The Research Desk column from Aug. 10, 2015,
issue of Coin World:
Historians have often pointed out that the War of the Spanish Succession, 1700 to 1714, was
a true world conflagration that pitted the major European powers
against each other in battles around the globe. Austria and the
Maritime Powers of Great Britain and the Netherlands faced off against
the France of “Sun King” Louis XIV, Bavaria and a few lesser
countries. The war was fought in Spain, the Netherlands and across the
German states as well as in America (as Queen Anne’s War).
War broke out upon the death of Spain’s last Habsburg King, Charles
II, a feeble and childless ruler who had been induced to sign a will
naming as his successor a grandson of Louis XIV, Philip Duke of Anjou.
The succession of the Duke of Anjou brought acute danger of a French
takeover of Spain and its vast overseas empire. Holy Roman Emperor
Leopold I countered by announcing the succession of his second son
Archduke Charles to the Spanish throne.
The Duke of Marlborough, was the British commander.
Fighting in Spain itself was inconclusive for several years.
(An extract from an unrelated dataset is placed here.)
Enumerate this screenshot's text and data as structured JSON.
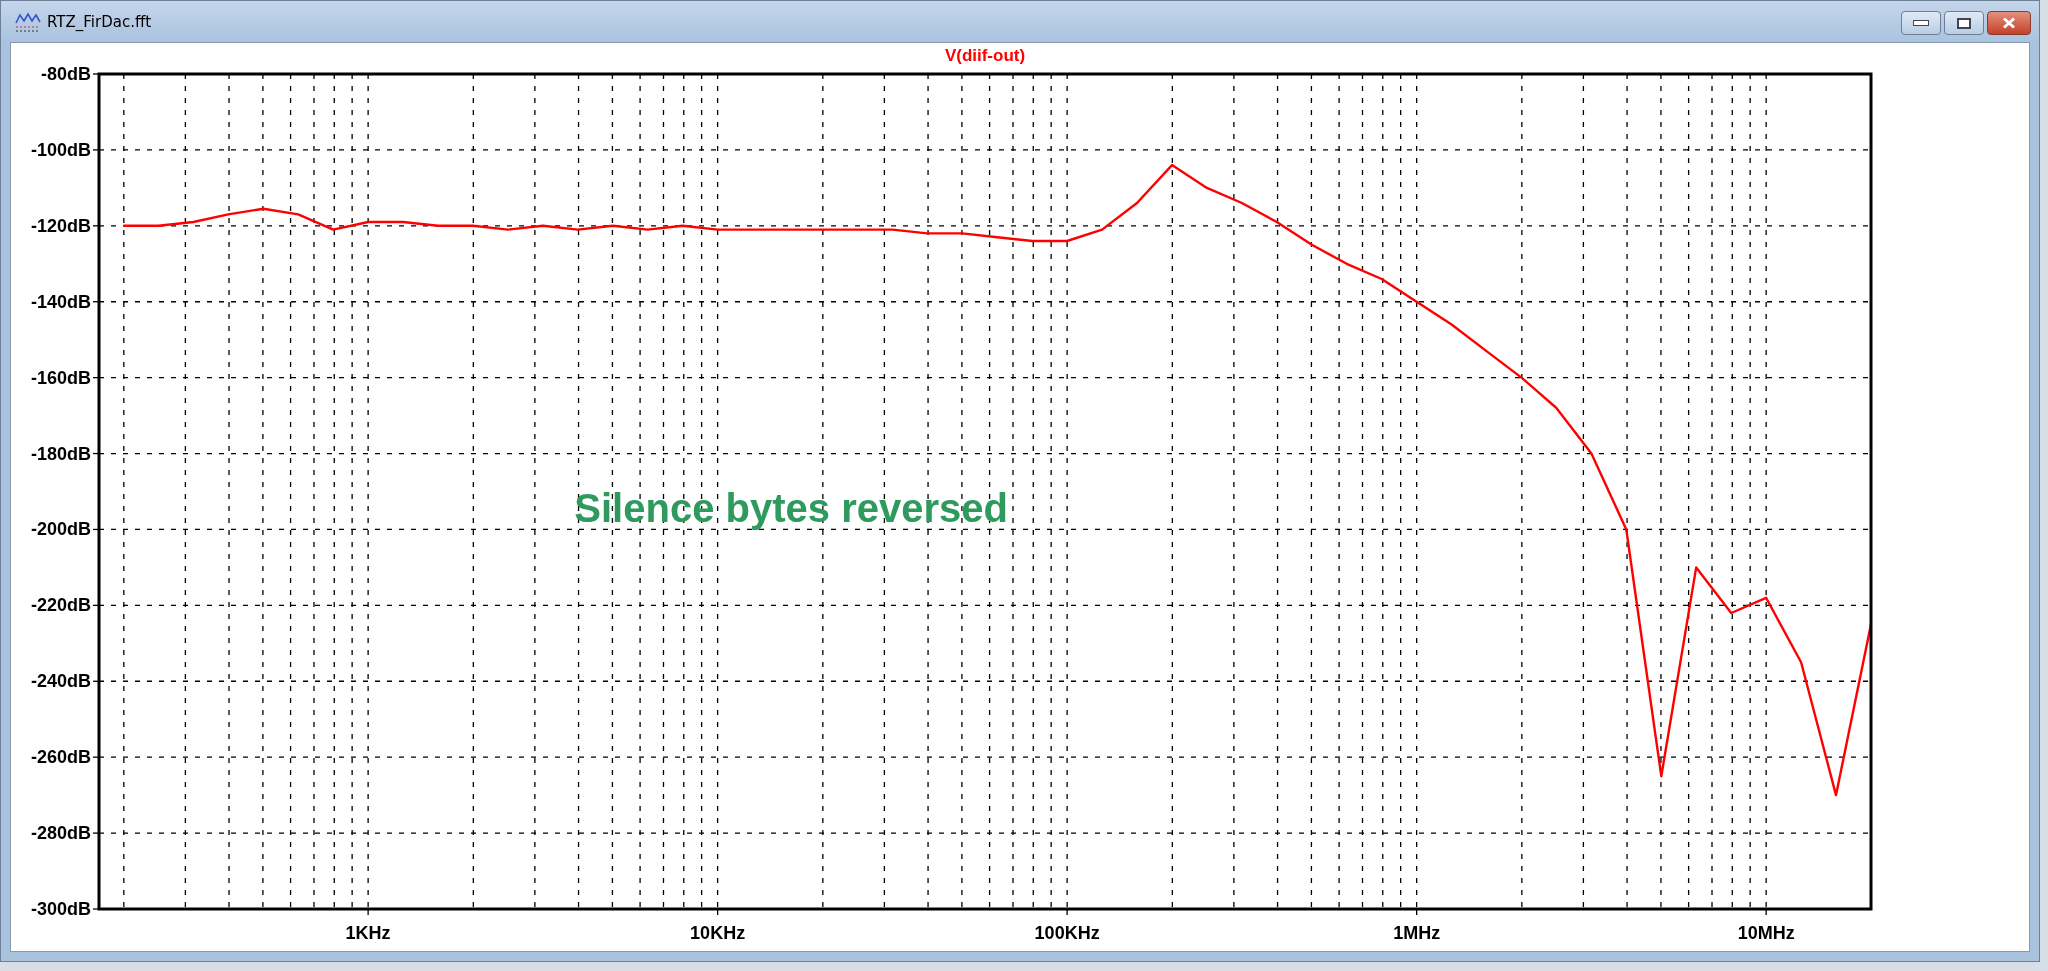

Central
Spain and Madrid went for the Duke of Anjou, proclaimed King Philip V.
Barcelona, Catalonia and Valencia supported Archduke Charles,
proclaimed Charles III as King of the Spains and of the Indies.
Charles’ high tide came in May to June 1706 with the capture of
Barcelona and the conquest of Madrid, which coincided with his major
allied victories in Brabant (Belgium). These successes coincided with
the May 12 total eclipse of the sun, hailed as divine portent of victory.
Nürnberg Mint Engraver Georg Friedrich Nürnberger produced a
rectangular medal (38.9 by 39.4 millimeters, silver, 13 grams) to
commemorate these victories.
The obverse presents a radiant crowned sun with crowns of the
allies. The German legend hails God’s favor to commanders Marlborough,
Overkirk, the Earl of Galway and Leake whose victories restored the
brightness of allied arms just as the sun returned blazing from its eclipse.
The reverse recreates the eclipse, surrounded by four inscriptions
recording the capture of Barcelona, Madrid, Brabant and Tirlemont.
This boldly designed medal is rare today.